Facepainting • Making Music with Found Objects• African Dance & Music • Shadow Puppetry • Circus Skills • Bicycle Spin-Art • A Kaleidoscopic Outdoor Weaving Experience • Origami • Magical Mystery Maze • Sock Puppets! • Twist & Toddle •
Come down on Sat, June 1 and Sun, June 2 for an exclusive weekend activity - Me On The Map. Make your mark on the city’s first kid-co-created multi-media installation!
Leave a comment below. Say Hi and let me know if you’re planning to attend the Kids Fest this year and I’ll add your name to the draw for the Activity Zone. For an additional chance to win, please like us on Facebook and let me know you’re a fan in the comments below. We love our Facebook community!
This Giveaway runs until Monday, May 20 and the winner will be announced here and on our Facebook page on Tuesday, May 21.
*CONGRATS TO DIANE WHO WON TICKETS TO THE ACTIVITY ZONE – I will send you an email with more info*
The prizes can be picked up at the Box Office on Granville Island (The “B” right behind the Kid’s Market) on the day you choose to attend the Activities!
(This prize is valued at $32)

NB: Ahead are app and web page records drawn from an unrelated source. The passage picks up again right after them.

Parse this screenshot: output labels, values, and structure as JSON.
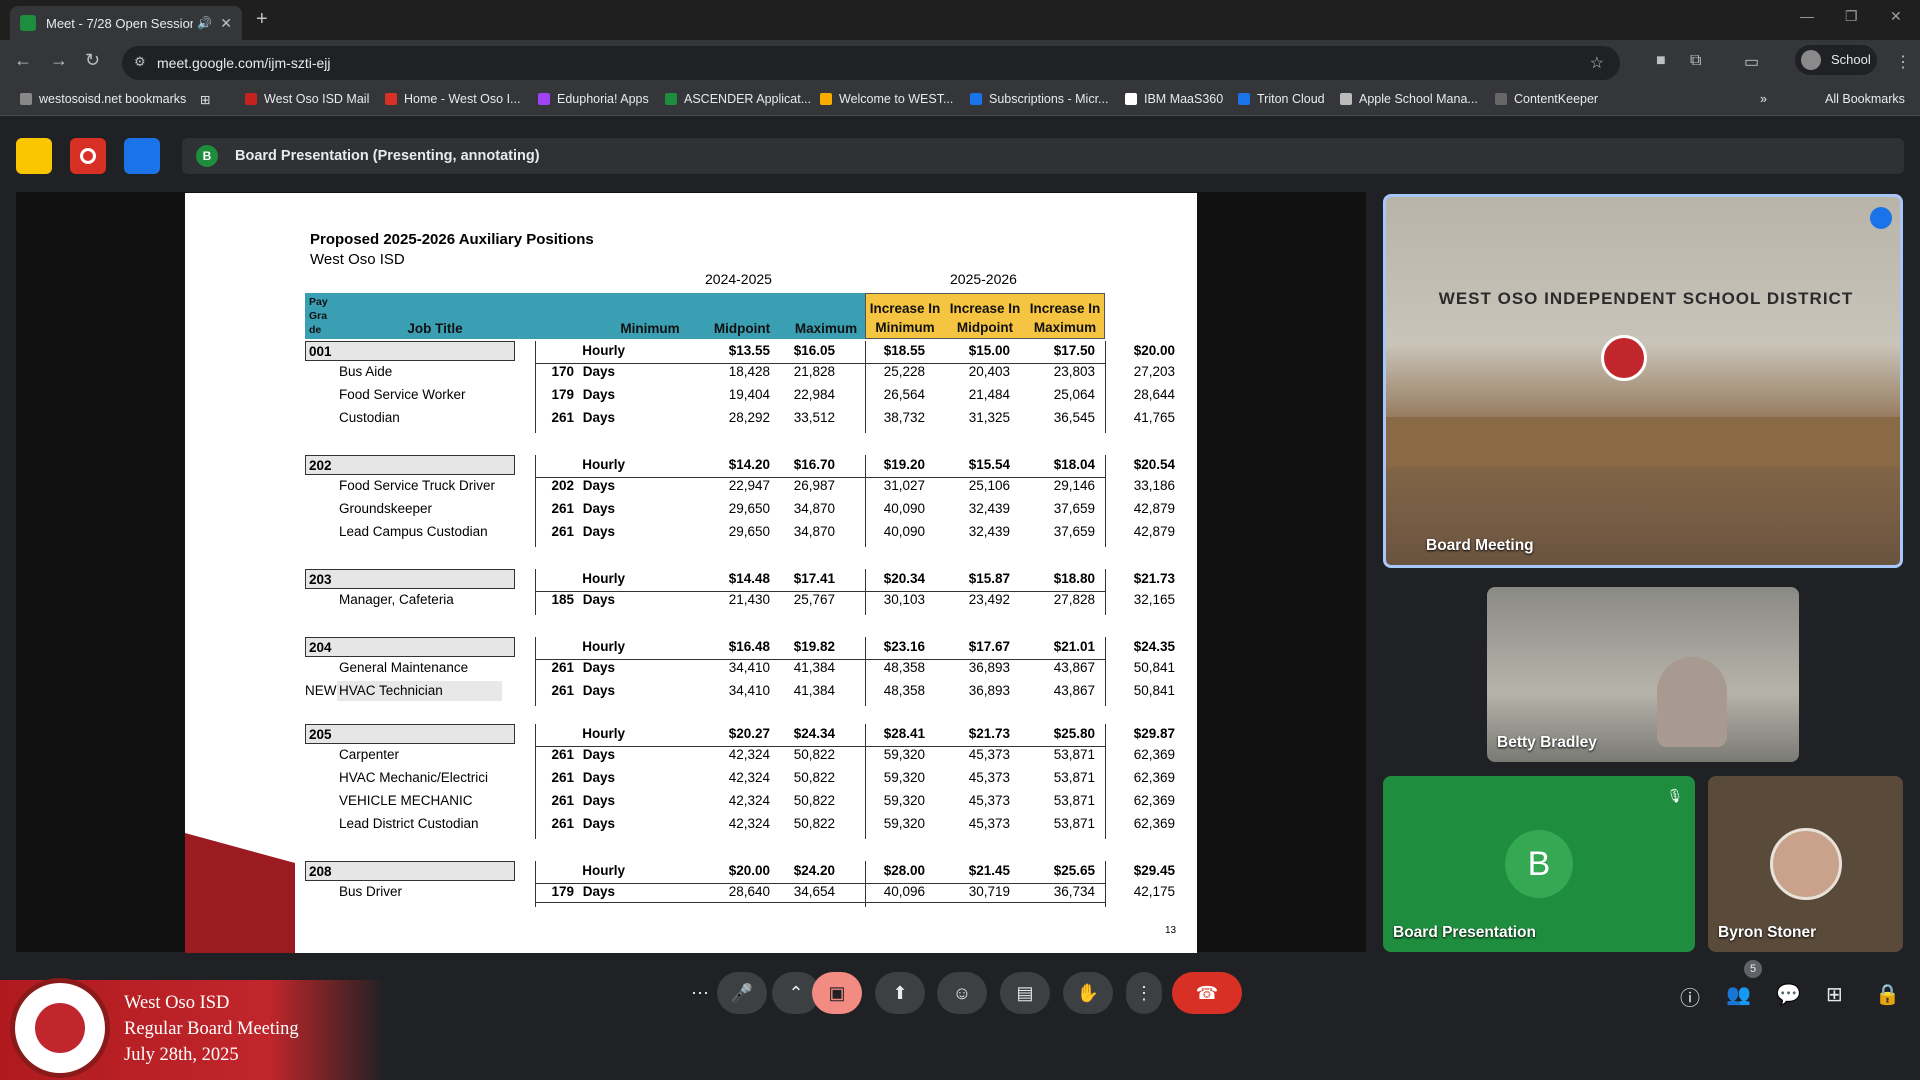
{
  "browser": {
    "tab_title": "Meet - 7/28 Open Session I",
    "url": "meet.google.com/ijm-szti-ejj",
    "profile": "School",
    "bookmarks": [
      "westosoisd.net bookmarks",
      "West Oso ISD Mail",
      "Home - West Oso I...",
      "Eduphoria! Apps",
      "ASCENDER Applicat...",
      "Welcome to WEST...",
      "Subscriptions - Micr...",
      "IBM MaaS360",
      "Triton Cloud",
      "Apple School Mana...",
      "ContentKeeper"
    ],
    "all_bookmarks": "All Bookmarks"
  },
  "meet": {
    "banner_initial": "B",
    "banner_text": "Board Presentation (Presenting, annotating)",
    "participants": [
      {
        "name": "Board Meeting"
      },
      {
        "name": "Betty Bradley"
      },
      {
        "name": "Board Presentation",
        "initial": "B"
      },
      {
        "name": "Byron Stoner"
      }
    ],
    "people_count": "5",
    "room_sign": "WEST OSO INDEPENDENT SCHOOL DISTRICT"
  },
  "slide": {
    "title": "Proposed 2025-2026 Auxiliary Positions",
    "subtitle": "West Oso ISD",
    "year_a": "2024-2025",
    "year_b": "2025-2026",
    "headers": {
      "pay_grade": "Pay\nGra\nde",
      "job_title": "Job Title",
      "min": "Minimum",
      "mid": "Midpoint",
      "max": "Maximum",
      "inc_min": "Increase In\nMinimum",
      "inc_mid": "Increase In\nMidpoint",
      "inc_max": "Increase In\nMaximum"
    },
    "page_number": "13",
    "groups": [
      {
        "grade": "001",
        "hourly": [
          "Hourly",
          "$13.55",
          "$16.05",
          "$18.55",
          "$15.00",
          "$17.50",
          "$20.00"
        ],
        "rows": [
          {
            "prefix": "",
            "title": "Bus Aide",
            "days": "170",
            "unit": "Days",
            "vals": [
              "18,428",
              "21,828",
              "25,228",
              "20,403",
              "23,803",
              "27,203"
            ]
          },
          {
            "prefix": "",
            "title": "Food Service Worker",
            "days": "179",
            "unit": "Days",
            "vals": [
              "19,404",
              "22,984",
              "26,564",
              "21,484",
              "25,064",
              "28,644"
            ]
          },
          {
            "prefix": "",
            "title": "Custodian",
            "days": "261",
            "unit": "Days",
            "vals": [
              "28,292",
              "33,512",
              "38,732",
              "31,325",
              "36,545",
              "41,765"
            ]
          }
        ]
      },
      {
        "grade": "202",
        "hourly": [
          "Hourly",
          "$14.20",
          "$16.70",
          "$19.20",
          "$15.54",
          "$18.04",
          "$20.54"
        ],
        "rows": [
          {
            "prefix": "",
            "title": "Food Service Truck Driver",
            "days": "202",
            "unit": "Days",
            "vals": [
              "22,947",
              "26,987",
              "31,027",
              "25,106",
              "29,146",
              "33,186"
            ]
          },
          {
            "prefix": "",
            "title": "Groundskeeper",
            "days": "261",
            "unit": "Days",
            "vals": [
              "29,650",
              "34,870",
              "40,090",
              "32,439",
              "37,659",
              "42,879"
            ]
          },
          {
            "prefix": "",
            "title": "Lead Campus Custodian",
            "days": "261",
            "unit": "Days",
            "vals": [
              "29,650",
              "34,870",
              "40,090",
              "32,439",
              "37,659",
              "42,879"
            ]
          }
        ]
      },
      {
        "grade": "203",
        "hourly": [
          "Hourly",
          "$14.48",
          "$17.41",
          "$20.34",
          "$15.87",
          "$18.80",
          "$21.73"
        ],
        "rows": [
          {
            "prefix": "",
            "title": "Manager, Cafeteria",
            "days": "185",
            "unit": "Days",
            "vals": [
              "21,430",
              "25,767",
              "30,103",
              "23,492",
              "27,828",
              "32,165"
            ]
          }
        ]
      },
      {
        "grade": "204",
        "hourly": [
          "Hourly",
          "$16.48",
          "$19.82",
          "$23.16",
          "$17.67",
          "$21.01",
          "$24.35"
        ],
        "rows": [
          {
            "prefix": "",
            "title": "General Maintenance",
            "days": "261",
            "unit": "Days",
            "vals": [
              "34,410",
              "41,384",
              "48,358",
              "36,893",
              "43,867",
              "50,841"
            ]
          },
          {
            "prefix": "NEW",
            "title": "HVAC Technician",
            "days": "261",
            "unit": "Days",
            "vals": [
              "34,410",
              "41,384",
              "48,358",
              "36,893",
              "43,867",
              "50,841"
            ]
          }
        ]
      },
      {
        "grade": "205",
        "hourly": [
          "Hourly",
          "$20.27",
          "$24.34",
          "$28.41",
          "$21.73",
          "$25.80",
          "$29.87"
        ],
        "rows": [
          {
            "prefix": "",
            "title": "Carpenter",
            "days": "261",
            "unit": "Days",
            "vals": [
              "42,324",
              "50,822",
              "59,320",
              "45,373",
              "53,871",
              "62,369"
            ]
          },
          {
            "prefix": "",
            "title": "HVAC Mechanic/Electrici",
            "days": "261",
            "unit": "Days",
            "vals": [
              "42,324",
              "50,822",
              "59,320",
              "45,373",
              "53,871",
              "62,369"
            ]
          },
          {
            "prefix": "",
            "title": "VEHICLE MECHANIC",
            "days": "261",
            "unit": "Days",
            "vals": [
              "42,324",
              "50,822",
              "59,320",
              "45,373",
              "53,871",
              "62,369"
            ]
          },
          {
            "prefix": "",
            "title": "Lead District Custodian",
            "days": "261",
            "unit": "Days",
            "vals": [
              "42,324",
              "50,822",
              "59,320",
              "45,373",
              "53,871",
              "62,369"
            ]
          }
        ]
      },
      {
        "grade": "208",
        "hourly": [
          "Hourly",
          "$20.00",
          "$24.20",
          "$28.00",
          "$21.45",
          "$25.65",
          "$29.45"
        ],
        "rows": [
          {
            "prefix": "",
            "title": "Bus Driver",
            "days": "179",
            "unit": "Days",
            "vals": [
              "28,640",
              "34,654",
              "40,096",
              "30,719",
              "36,734",
              "42,175"
            ]
          }
        ]
      }
    ]
  },
  "lower_third": {
    "line1": "West Oso ISD",
    "line2": "Regular Board Meeting",
    "line3": "July 28th, 2025"
  },
  "colors": {
    "teal": "#3a9fb3",
    "yellow": "#f5c542",
    "meet_bg": "#202124",
    "red": "#d93025"
  }
}
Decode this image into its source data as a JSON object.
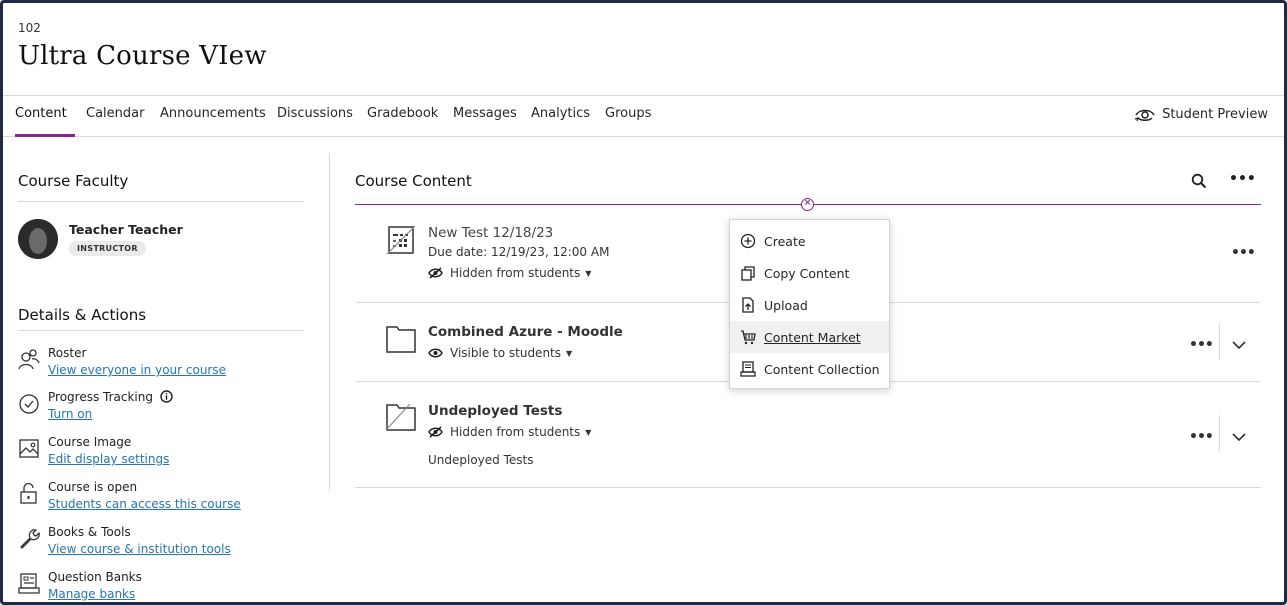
{
  "course": {
    "code": "102",
    "title": "Ultra Course VIew"
  },
  "tabs": [
    {
      "label": "Content"
    },
    {
      "label": "Calendar"
    },
    {
      "label": "Announcements"
    },
    {
      "label": "Discussions"
    },
    {
      "label": "Gradebook"
    },
    {
      "label": "Messages"
    },
    {
      "label": "Analytics"
    },
    {
      "label": "Groups"
    }
  ],
  "active_tab": "Content",
  "student_preview": {
    "label": "Student Preview",
    "icon": "eye-preview-icon"
  },
  "sidebar": {
    "faculty_heading": "Course Faculty",
    "teacher": {
      "name": "Teacher Teacher",
      "role": "INSTRUCTOR"
    },
    "details_heading": "Details & Actions",
    "actions": [
      {
        "title": "Roster",
        "link": "View everyone in your course",
        "icon": "roster-icon"
      },
      {
        "title": "Progress Tracking",
        "link": "Turn on",
        "icon": "progress-check-icon",
        "info_icon": "info-icon"
      },
      {
        "title": "Course Image",
        "link": "Edit display settings",
        "icon": "image-icon"
      },
      {
        "title": "Course is open",
        "link": "Students can access this course",
        "icon": "unlock-icon"
      },
      {
        "title": "Books & Tools",
        "link": "View course & institution tools",
        "icon": "wrench-icon"
      },
      {
        "title": "Question Banks",
        "link": "Manage banks",
        "icon": "question-bank-icon"
      }
    ]
  },
  "main": {
    "heading": "Course Content",
    "items": [
      {
        "title": "New Test 12/18/23",
        "due": "Due date: 12/19/23, 12:00 AM",
        "visibility": "Hidden from students",
        "icon": "test-hidden-icon"
      },
      {
        "title": "Combined Azure - Moodle",
        "visibility": "Visible to students",
        "icon": "folder-icon"
      },
      {
        "title": "Undeployed Tests",
        "visibility": "Hidden from students",
        "description": "Undeployed Tests",
        "icon": "folder-hidden-icon"
      }
    ]
  },
  "create_menu": {
    "items": [
      {
        "label": "Create",
        "icon": "plus-circle-icon"
      },
      {
        "label": "Copy Content",
        "icon": "copy-icon"
      },
      {
        "label": "Upload",
        "icon": "upload-icon"
      },
      {
        "label": "Content Market",
        "icon": "market-icon",
        "highlighted": true
      },
      {
        "label": "Content Collection",
        "icon": "collection-icon"
      }
    ]
  },
  "colors": {
    "accent": "#8a2596",
    "link": "#2477b3",
    "border": "#1f2a44"
  }
}
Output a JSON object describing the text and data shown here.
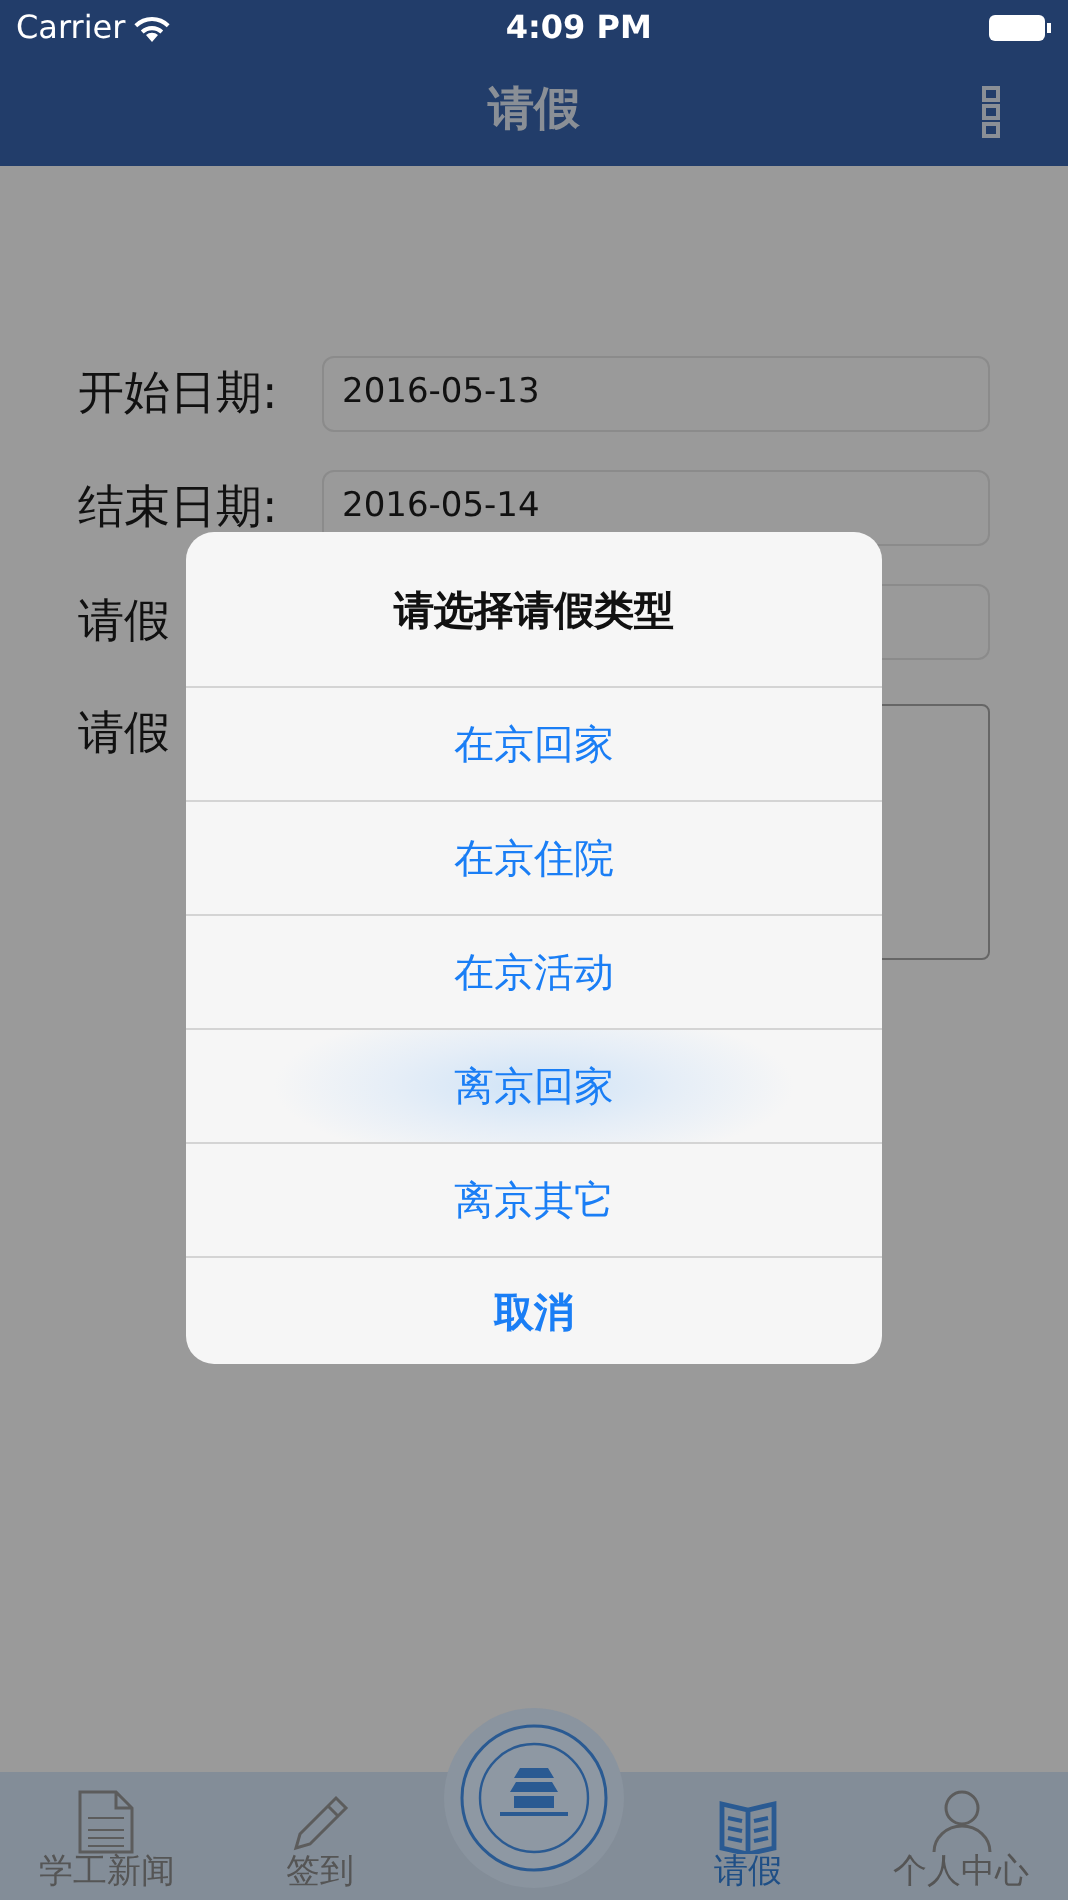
{
  "status_bar": {
    "carrier": "Carrier",
    "time": "4:09 PM"
  },
  "nav": {
    "title": "请假"
  },
  "form": [
    {
      "label": "开始日期:",
      "value": "2016-05-13",
      "kind": "input"
    },
    {
      "label": "结束日期:",
      "value": "2016-05-14",
      "kind": "input"
    },
    {
      "label": "请假",
      "kind": "input"
    },
    {
      "label": "请假",
      "kind": "textarea"
    }
  ],
  "dialog": {
    "title": "请选择请假类型",
    "options": [
      {
        "label": "在京回家",
        "selected": false
      },
      {
        "label": "在京住院",
        "selected": false
      },
      {
        "label": "在京活动",
        "selected": false
      },
      {
        "label": "离京回家",
        "selected": true
      },
      {
        "label": "离京其它",
        "selected": false
      }
    ],
    "cancel": "取消"
  },
  "tabs": [
    {
      "label": "学工新闻",
      "kind": "news",
      "selected": false
    },
    {
      "label": "签到",
      "kind": "pencil",
      "selected": false
    },
    {
      "label": "请假",
      "kind": "book",
      "selected": true
    },
    {
      "label": "个人中心",
      "kind": "person",
      "selected": false
    }
  ]
}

We had our first SPUD delivery last week. SPUD = Sustainable Produce Urban Delivery. SPUD buys from as many local farms and suppliers as possible, when you sign up you can chose ‘local over variety’ or ‘variety over local’ which I thought was pretty cool. 100% of their products are either certified organic or local and sustainably produced. AND they included (for free!) the PREMIER issue of Modern Farmer. ISSUE 01 | SPRING 2013.
Modern Farmer is a smart and cool magazine, talking about food trends, global agriculture and even farmer fashion. I love how brave this magazine is, they answer questions and go places we may have wondered about but would never actually tread. “Real Talk: Humane Slaughter” is one you don’t want to miss (pg. 40). I found out that half of the cattle in the US and Canada are now handled by equipment Temple Grandin designed. (The autistic animal welfare advocate gloriously played by Claire Danes in the 2010 biopic) and that’s rather surprising, I had no idea.
”There has been a movement afoot in recent years to make connections between what we eat, how we live and the planet. Modern Farmer exists for people who want to be a part of that movement—it is for window-herb growers, career farmers, people who have chickens, people who want to have chickens and anyone who wants to know more about how food reaches their plate.” ~ Modern Farmer
Have you ever thought about goats? And how important they could be for global food security? Dr. Tad Sonstegard, along with a group of researchers have created the first global goat database. Since we drink goat’s milk at our house, and we’ve visited Maplewood Farms and played with the baby goats and we’ve spotted mountain goats on the drive to the Okanagan ~ I was happy to learn more about goats!
MF: So, why goats?
Dr. Tad Sonstegard: We see goats as the most sustainable, highest-impact livestock for bringing global food security.
MF: Why is that?
TS: Ninety percent of the world’s goat populations are in hunger zones. Cattle are the rich man’s livestock, but goats feed our poorest populations. They can adapt to virtually any climate, and can eat just about anything. Even salty rocks.
Check your local bookstore for a copy of this quarterly magazine or you can order Modern Farmer online. Or get a delivery from SPUD.ca!